Dataset rows for apps and sites:
—————

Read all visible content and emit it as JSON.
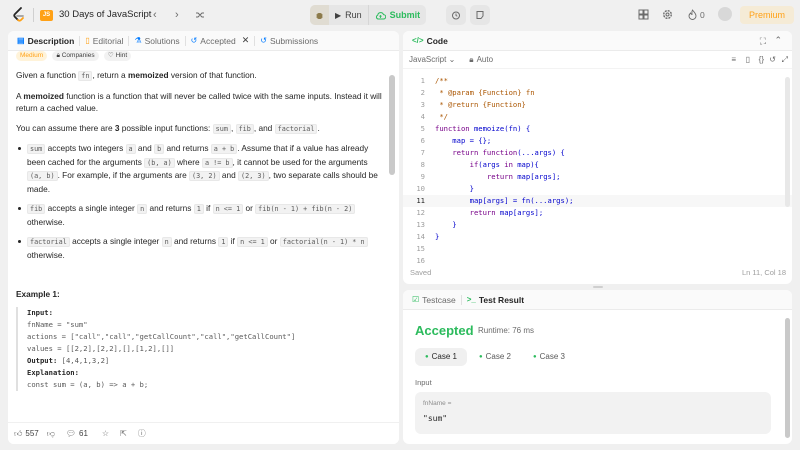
{
  "topbar": {
    "title": "30 Days of JavaScript",
    "js_badge": "JS",
    "run_label": "Run",
    "submit_label": "Submit",
    "streak_count": "0",
    "premium_label": "Premium"
  },
  "left_tabs": [
    {
      "label": "Description",
      "icon": "description-icon"
    },
    {
      "label": "Editorial",
      "icon": "editorial-icon"
    },
    {
      "label": "Solutions",
      "icon": "solutions-icon"
    },
    {
      "label": "Accepted",
      "icon": "history-icon"
    },
    {
      "label": "Submissions",
      "icon": "submissions-icon"
    }
  ],
  "tags": {
    "difficulty": "Medium",
    "companies": "Companies",
    "hint": "Hint"
  },
  "description": {
    "p1_a": "Given a function ",
    "p1_code": "fn",
    "p1_b": ", return a ",
    "p1_bold": "memoized",
    "p1_c": " version of that function.",
    "p2_a": "A ",
    "p2_bold": "memoized",
    "p2_b": " function is a function that will never be called twice with the same inputs. Instead it will return a cached value.",
    "p3_a": "You can assume there are ",
    "p3_bold": "3",
    "p3_b": " possible input functions: ",
    "p3_c1": "sum",
    "p3_sep1": ", ",
    "p3_c2": "fib",
    "p3_sep2": ", and ",
    "p3_c3": "factorial",
    "p3_end": ".",
    "b1": {
      "c1": "sum",
      "t1": " accepts two integers ",
      "c2": "a",
      "t2": " and ",
      "c3": "b",
      "t3": " and returns ",
      "c4": "a + b",
      "t4": ". Assume that if a value has already been cached for the arguments ",
      "c5": "(b, a)",
      "t5": " where ",
      "c6": "a != b",
      "t6": ", it cannot be used for the arguments ",
      "c7": "(a, b)",
      "t7": ". For example, if the arguments are ",
      "c8": "(3, 2)",
      "t8": " and ",
      "c9": "(2, 3)",
      "t9": ", two separate calls should be made."
    },
    "b2": {
      "c1": "fib",
      "t1": " accepts a single integer ",
      "c2": "n",
      "t2": " and returns ",
      "c3": "1",
      "t3": " if ",
      "c4": "n <= 1",
      "t4": " or ",
      "c5": "fib(n - 1) + fib(n - 2)",
      "t5": " otherwise."
    },
    "b3": {
      "c1": "factorial",
      "t1": " accepts a single integer ",
      "c2": "n",
      "t2": " and returns ",
      "c3": "1",
      "t3": " if ",
      "c4": "n <= 1",
      "t4": " or ",
      "c5": "factorial(n - 1) * n",
      "t5": " otherwise."
    },
    "example_title": "Example 1:",
    "ex_input_label": "Input:",
    "ex_line1": "fnName = \"sum\"",
    "ex_line2": "actions = [\"call\",\"call\",\"getCallCount\",\"call\",\"getCallCount\"]",
    "ex_line3": "values = [[2,2],[2,2],[],[1,2],[]]",
    "ex_output_label": "Output:",
    "ex_output": " [4,4,1,3,2]",
    "ex_expl_label": "Explanation:",
    "ex_line4": "const sum = (a, b) => a + b;"
  },
  "footer": {
    "likes": "557",
    "comments": "61"
  },
  "code_panel": {
    "title": "Code",
    "language": "JavaScript",
    "mode": "Auto",
    "lines": [
      "/**",
      " * @param {Function} fn",
      " * @return {Function}",
      " */",
      "function memoize(fn) {",
      "    map = {};",
      "    return function(...args) {",
      "        if(args in map){",
      "            return map[args];",
      "        }",
      "        map[args] = fn(...args);",
      "        return map[args];",
      "    }",
      "}",
      "",
      ""
    ],
    "current_line": 11,
    "status": "Saved",
    "cursor": "Ln 11, Col 18"
  },
  "test_panel": {
    "tab_testcase": "Testcase",
    "tab_result": "Test Result",
    "verdict": "Accepted",
    "runtime": "Runtime: 76 ms",
    "cases": [
      "Case 1",
      "Case 2",
      "Case 3"
    ],
    "input_label": "Input",
    "param_name": "fnName =",
    "param_value": "\"sum\""
  },
  "colors": {
    "accent": "#ffa116",
    "success": "#2cbb5d"
  }
}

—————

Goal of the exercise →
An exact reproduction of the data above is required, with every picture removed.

Result of the exercise →
Read all visible content and emit it as JSON.
{
  "topbar": {
    "title": "30 Days of JavaScript",
    "js_badge": "JS",
    "run_label": "Run",
    "submit_label": "Submit",
    "streak_count": "0",
    "premium_label": "Premium"
  },
  "left_tabs": [
    {
      "label": "Description",
      "icon": "description-icon"
    },
    {
      "label": "Editorial",
      "icon": "editorial-icon"
    },
    {
      "label": "Solutions",
      "icon": "solutions-icon"
    },
    {
      "label": "Accepted",
      "icon": "history-icon"
    },
    {
      "label": "Submissions",
      "icon": "submissions-icon"
    }
  ],
  "tags": {
    "difficulty": "Medium",
    "companies": "Companies",
    "hint": "Hint"
  },
  "description": {
    "p1_a": "Given a function ",
    "p1_code": "fn",
    "p1_b": ", return a ",
    "p1_bold": "memoized",
    "p1_c": " version of that function.",
    "p2_a": "A ",
    "p2_bold": "memoized",
    "p2_b": " function is a function that will never be called twice with the same inputs. Instead it will return a cached value.",
    "p3_a": "You can assume there are ",
    "p3_bold": "3",
    "p3_b": " possible input functions: ",
    "p3_c1": "sum",
    "p3_sep1": ", ",
    "p3_c2": "fib",
    "p3_sep2": ", and ",
    "p3_c3": "factorial",
    "p3_end": ".",
    "b1": {
      "c1": "sum",
      "t1": " accepts two integers ",
      "c2": "a",
      "t2": " and ",
      "c3": "b",
      "t3": " and returns ",
      "c4": "a + b",
      "t4": ". Assume that if a value has already been cached for the arguments ",
      "c5": "(b, a)",
      "t5": " where ",
      "c6": "a != b",
      "t6": ", it cannot be used for the arguments ",
      "c7": "(a, b)",
      "t7": ". For example, if the arguments are ",
      "c8": "(3, 2)",
      "t8": " and ",
      "c9": "(2, 3)",
      "t9": ", two separate calls should be made."
    },
    "b2": {
      "c1": "fib",
      "t1": " accepts a single integer ",
      "c2": "n",
      "t2": " and returns ",
      "c3": "1",
      "t3": " if ",
      "c4": "n <= 1",
      "t4": " or ",
      "c5": "fib(n - 1) + fib(n - 2)",
      "t5": " otherwise."
    },
    "b3": {
      "c1": "factorial",
      "t1": " accepts a single integer ",
      "c2": "n",
      "t2": " and returns ",
      "c3": "1",
      "t3": " if ",
      "c4": "n <= 1",
      "t4": " or ",
      "c5": "factorial(n - 1) * n",
      "t5": " otherwise."
    },
    "example_title": "Example 1:",
    "ex_input_label": "Input:",
    "ex_line1": "fnName = \"sum\"",
    "ex_line2": "actions = [\"call\",\"call\",\"getCallCount\",\"call\",\"getCallCount\"]",
    "ex_line3": "values = [[2,2],[2,2],[],[1,2],[]]",
    "ex_output_label": "Output:",
    "ex_output": " [4,4,1,3,2]",
    "ex_expl_label": "Explanation:",
    "ex_line4": "const sum = (a, b) => a + b;"
  },
  "footer": {
    "likes": "557",
    "comments": "61"
  },
  "code_panel": {
    "title": "Code",
    "language": "JavaScript",
    "mode": "Auto",
    "lines": [
      "/**",
      " * @param {Function} fn",
      " * @return {Function}",
      " */",
      "function memoize(fn) {",
      "    map = {};",
      "    return function(...args) {",
      "        if(args in map){",
      "            return map[args];",
      "        }",
      "        map[args] = fn(...args);",
      "        return map[args];",
      "    }",
      "}",
      "",
      ""
    ],
    "current_line": 11,
    "status": "Saved",
    "cursor": "Ln 11, Col 18"
  },
  "test_panel": {
    "tab_testcase": "Testcase",
    "tab_result": "Test Result",
    "verdict": "Accepted",
    "runtime": "Runtime: 76 ms",
    "cases": [
      "Case 1",
      "Case 2",
      "Case 3"
    ],
    "input_label": "Input",
    "param_name": "fnName =",
    "param_value": "\"sum\""
  },
  "colors": {
    "accent": "#ffa116",
    "success": "#2cbb5d"
  }
}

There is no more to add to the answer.